This is an excerpt from Introduction to Recreation and Leisure 4th Edition With HKPropel Access by Tyler Tapps & Mary Sara Wells.
By Juan Tortosa Martínez, Daniel G. Yoder, and Mary Sara Wells
Charged with the task of providing leisure and recreation opportunities, leisure and recreation professionals must first understand how leisure and recreation take place.
- Who participates?
- How do they participate?
- What are their motivations?
- What are their constraints and limitations?
- What are the benefits of recreation?
- Are there direct consequences or indirect consequences that will not be evident for years?
Armed with the answers to these questions, we can design programs, facilities, and open spaces that make it possible for people to flourish.

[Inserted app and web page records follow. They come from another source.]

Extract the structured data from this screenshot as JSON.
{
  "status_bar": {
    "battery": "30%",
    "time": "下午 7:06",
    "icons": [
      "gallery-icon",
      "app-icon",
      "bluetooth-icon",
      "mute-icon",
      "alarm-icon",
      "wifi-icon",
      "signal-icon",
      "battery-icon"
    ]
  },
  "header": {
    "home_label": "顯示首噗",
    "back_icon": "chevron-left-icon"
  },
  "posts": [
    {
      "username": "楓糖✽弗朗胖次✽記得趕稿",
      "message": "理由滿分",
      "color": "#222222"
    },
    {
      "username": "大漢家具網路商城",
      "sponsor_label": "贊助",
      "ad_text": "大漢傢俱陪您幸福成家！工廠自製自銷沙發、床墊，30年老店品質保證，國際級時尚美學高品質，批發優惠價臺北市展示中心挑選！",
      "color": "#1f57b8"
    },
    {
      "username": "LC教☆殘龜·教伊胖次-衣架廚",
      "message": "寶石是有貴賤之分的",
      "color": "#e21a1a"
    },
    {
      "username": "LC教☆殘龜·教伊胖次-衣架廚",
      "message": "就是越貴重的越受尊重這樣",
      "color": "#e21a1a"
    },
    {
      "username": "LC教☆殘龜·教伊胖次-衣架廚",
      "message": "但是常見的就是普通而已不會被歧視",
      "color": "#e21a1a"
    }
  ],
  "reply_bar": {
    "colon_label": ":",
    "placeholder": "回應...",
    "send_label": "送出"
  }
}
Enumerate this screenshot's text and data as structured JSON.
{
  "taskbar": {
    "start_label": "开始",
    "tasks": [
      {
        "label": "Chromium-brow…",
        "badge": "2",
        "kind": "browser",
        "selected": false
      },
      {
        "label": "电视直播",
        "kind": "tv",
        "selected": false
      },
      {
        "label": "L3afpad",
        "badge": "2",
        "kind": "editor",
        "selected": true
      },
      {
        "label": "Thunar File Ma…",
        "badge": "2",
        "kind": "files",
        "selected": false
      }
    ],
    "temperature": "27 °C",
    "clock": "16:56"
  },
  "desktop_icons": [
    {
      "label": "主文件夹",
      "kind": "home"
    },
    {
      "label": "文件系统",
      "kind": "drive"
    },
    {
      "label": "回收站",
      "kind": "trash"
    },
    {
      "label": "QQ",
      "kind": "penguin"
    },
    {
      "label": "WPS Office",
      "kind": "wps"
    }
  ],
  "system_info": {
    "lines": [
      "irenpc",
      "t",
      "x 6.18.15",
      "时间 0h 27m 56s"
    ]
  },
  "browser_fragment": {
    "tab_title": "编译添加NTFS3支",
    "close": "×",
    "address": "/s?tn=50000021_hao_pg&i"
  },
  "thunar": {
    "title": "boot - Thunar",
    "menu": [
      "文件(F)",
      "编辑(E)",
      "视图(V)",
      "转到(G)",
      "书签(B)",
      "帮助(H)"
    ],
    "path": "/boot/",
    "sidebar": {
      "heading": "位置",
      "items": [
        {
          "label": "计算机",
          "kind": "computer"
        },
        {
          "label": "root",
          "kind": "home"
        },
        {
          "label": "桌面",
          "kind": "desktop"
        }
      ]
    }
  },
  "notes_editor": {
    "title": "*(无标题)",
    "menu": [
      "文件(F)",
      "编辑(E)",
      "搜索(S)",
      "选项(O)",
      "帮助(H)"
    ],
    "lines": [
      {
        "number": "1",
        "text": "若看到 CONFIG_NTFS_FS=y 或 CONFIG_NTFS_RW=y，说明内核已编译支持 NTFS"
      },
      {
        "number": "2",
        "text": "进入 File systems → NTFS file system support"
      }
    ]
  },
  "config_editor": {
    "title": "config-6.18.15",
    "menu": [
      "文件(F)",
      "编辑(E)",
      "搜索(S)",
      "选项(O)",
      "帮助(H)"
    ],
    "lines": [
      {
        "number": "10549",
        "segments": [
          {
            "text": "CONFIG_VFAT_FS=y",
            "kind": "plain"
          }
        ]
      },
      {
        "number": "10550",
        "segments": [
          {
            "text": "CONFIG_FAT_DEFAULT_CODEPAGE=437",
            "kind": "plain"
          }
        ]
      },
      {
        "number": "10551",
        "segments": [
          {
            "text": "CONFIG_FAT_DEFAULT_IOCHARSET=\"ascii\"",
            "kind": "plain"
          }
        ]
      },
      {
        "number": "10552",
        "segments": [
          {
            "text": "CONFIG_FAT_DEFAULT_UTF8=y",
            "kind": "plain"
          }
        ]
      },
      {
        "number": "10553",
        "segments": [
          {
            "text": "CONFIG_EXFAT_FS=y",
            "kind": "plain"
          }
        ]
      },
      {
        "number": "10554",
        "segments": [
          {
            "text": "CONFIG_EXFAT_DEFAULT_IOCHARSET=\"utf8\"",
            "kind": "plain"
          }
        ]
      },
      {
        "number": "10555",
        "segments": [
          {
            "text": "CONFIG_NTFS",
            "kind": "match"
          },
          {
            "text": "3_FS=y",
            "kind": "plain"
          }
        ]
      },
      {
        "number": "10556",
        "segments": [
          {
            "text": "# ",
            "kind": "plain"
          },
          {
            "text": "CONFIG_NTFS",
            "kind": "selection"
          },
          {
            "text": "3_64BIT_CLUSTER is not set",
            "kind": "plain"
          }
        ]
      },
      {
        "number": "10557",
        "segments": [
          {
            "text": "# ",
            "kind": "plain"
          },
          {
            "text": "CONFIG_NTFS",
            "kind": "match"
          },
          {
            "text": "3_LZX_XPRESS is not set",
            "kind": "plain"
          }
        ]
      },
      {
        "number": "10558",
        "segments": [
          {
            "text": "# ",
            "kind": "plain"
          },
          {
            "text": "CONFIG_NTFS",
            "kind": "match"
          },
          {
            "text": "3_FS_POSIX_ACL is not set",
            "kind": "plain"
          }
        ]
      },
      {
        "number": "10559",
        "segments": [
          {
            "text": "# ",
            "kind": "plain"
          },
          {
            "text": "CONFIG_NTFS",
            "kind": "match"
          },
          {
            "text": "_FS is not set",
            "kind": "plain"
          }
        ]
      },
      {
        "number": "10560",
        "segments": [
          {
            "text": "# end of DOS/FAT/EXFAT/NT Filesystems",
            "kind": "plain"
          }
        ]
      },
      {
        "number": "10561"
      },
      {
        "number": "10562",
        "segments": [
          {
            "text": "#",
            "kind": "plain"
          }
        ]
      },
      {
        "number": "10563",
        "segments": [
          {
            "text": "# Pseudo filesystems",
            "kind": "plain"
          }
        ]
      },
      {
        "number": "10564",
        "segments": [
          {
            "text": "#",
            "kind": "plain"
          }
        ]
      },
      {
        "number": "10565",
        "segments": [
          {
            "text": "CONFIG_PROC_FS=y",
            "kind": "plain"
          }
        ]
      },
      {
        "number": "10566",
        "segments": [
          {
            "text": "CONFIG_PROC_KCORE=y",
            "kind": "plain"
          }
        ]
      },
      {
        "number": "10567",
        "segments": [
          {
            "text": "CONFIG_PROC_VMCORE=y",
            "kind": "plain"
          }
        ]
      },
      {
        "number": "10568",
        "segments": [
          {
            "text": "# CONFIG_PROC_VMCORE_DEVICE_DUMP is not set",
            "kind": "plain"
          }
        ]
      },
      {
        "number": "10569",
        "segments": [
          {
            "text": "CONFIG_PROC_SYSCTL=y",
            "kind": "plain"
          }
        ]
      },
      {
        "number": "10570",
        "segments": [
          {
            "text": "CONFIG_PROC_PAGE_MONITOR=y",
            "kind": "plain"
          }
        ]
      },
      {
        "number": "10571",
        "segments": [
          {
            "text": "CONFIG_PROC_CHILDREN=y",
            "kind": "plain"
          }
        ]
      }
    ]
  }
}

For example, knowing the demands and limitations placed on single mothers, recreation and parks professionals must offer programs that allow them to participate. Perhaps that means that some fitness programs take place in the middle of the morning and the agency offers a toddler play period at the same time. Given that money is often in short supply for this population, the agency must also subsidize the program so the mothers do not have to choose between their own physical fitness and paying the utility bills. This must all be accomplished without perpetuating the stigma that single-parent households are inferior and a societal burden that must be dealt with as conveniently as possible.

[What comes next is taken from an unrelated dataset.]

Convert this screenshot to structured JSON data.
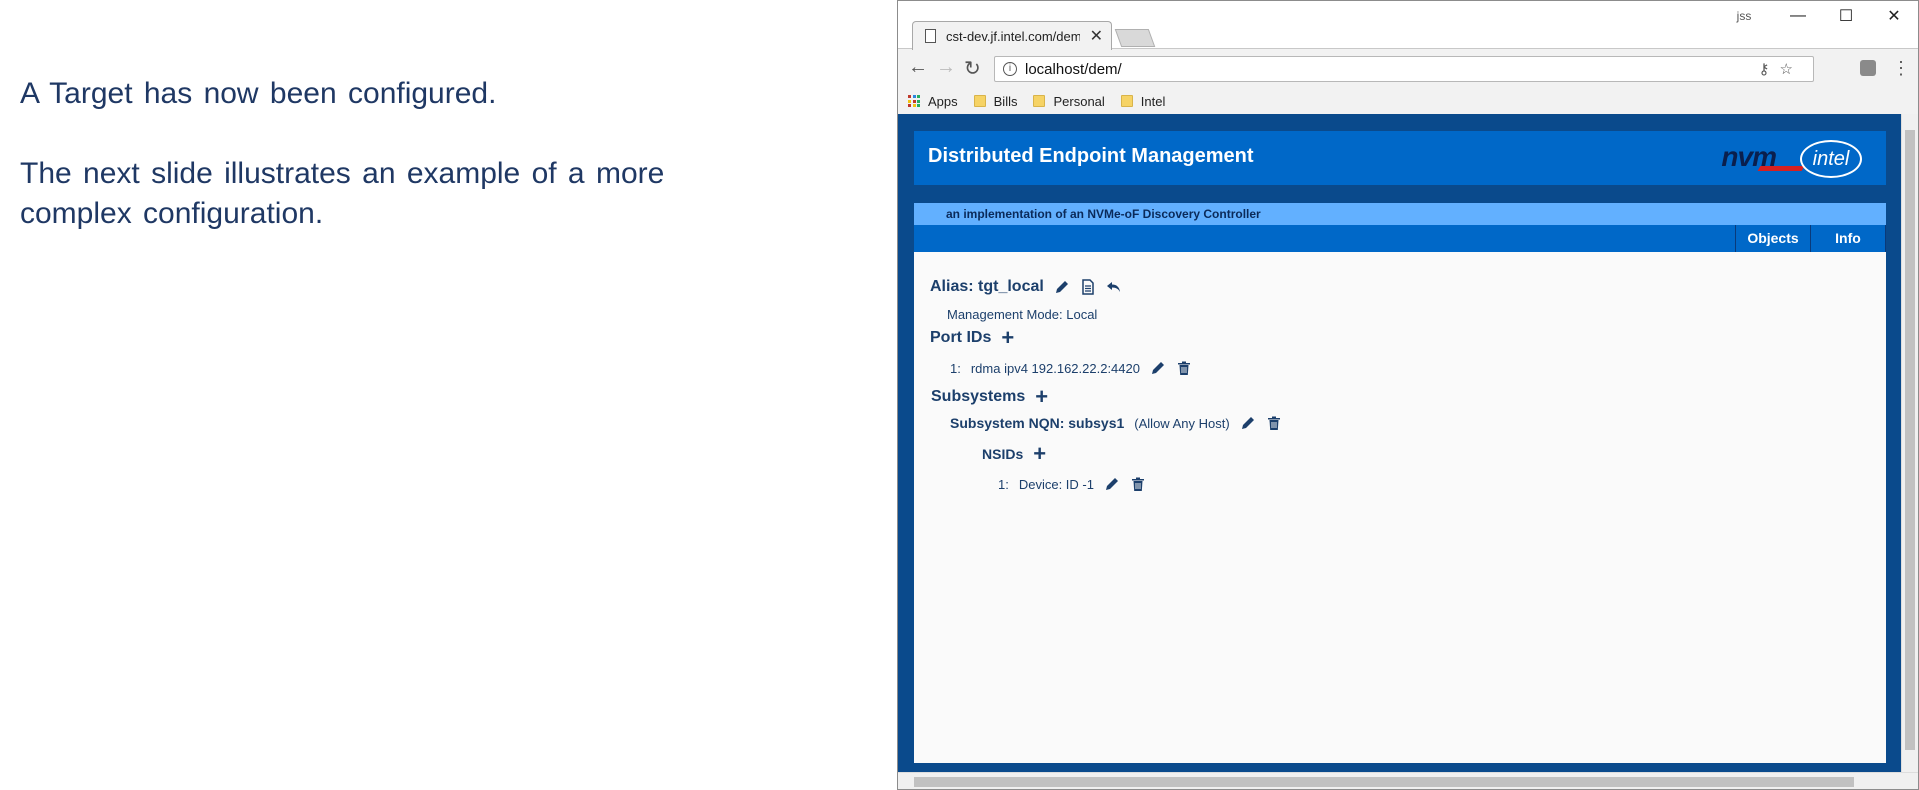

But even these efforts, as challenging as they are, are not enough. On another level, leisure and recreation professionals must be educators. They must continue to drive home the point that leisure and recreation are essential; they are so important that all people, regardless of their lot in life—color, age, ethnicity, gender, sexual orientation, religion, or class—have a right to participate. Showing the current benefits and extolling the future benefits of leisure and recreation for all will strengthen the case. The world can be better today and tomorrow for all of us through equal leisure and recreation opportunities.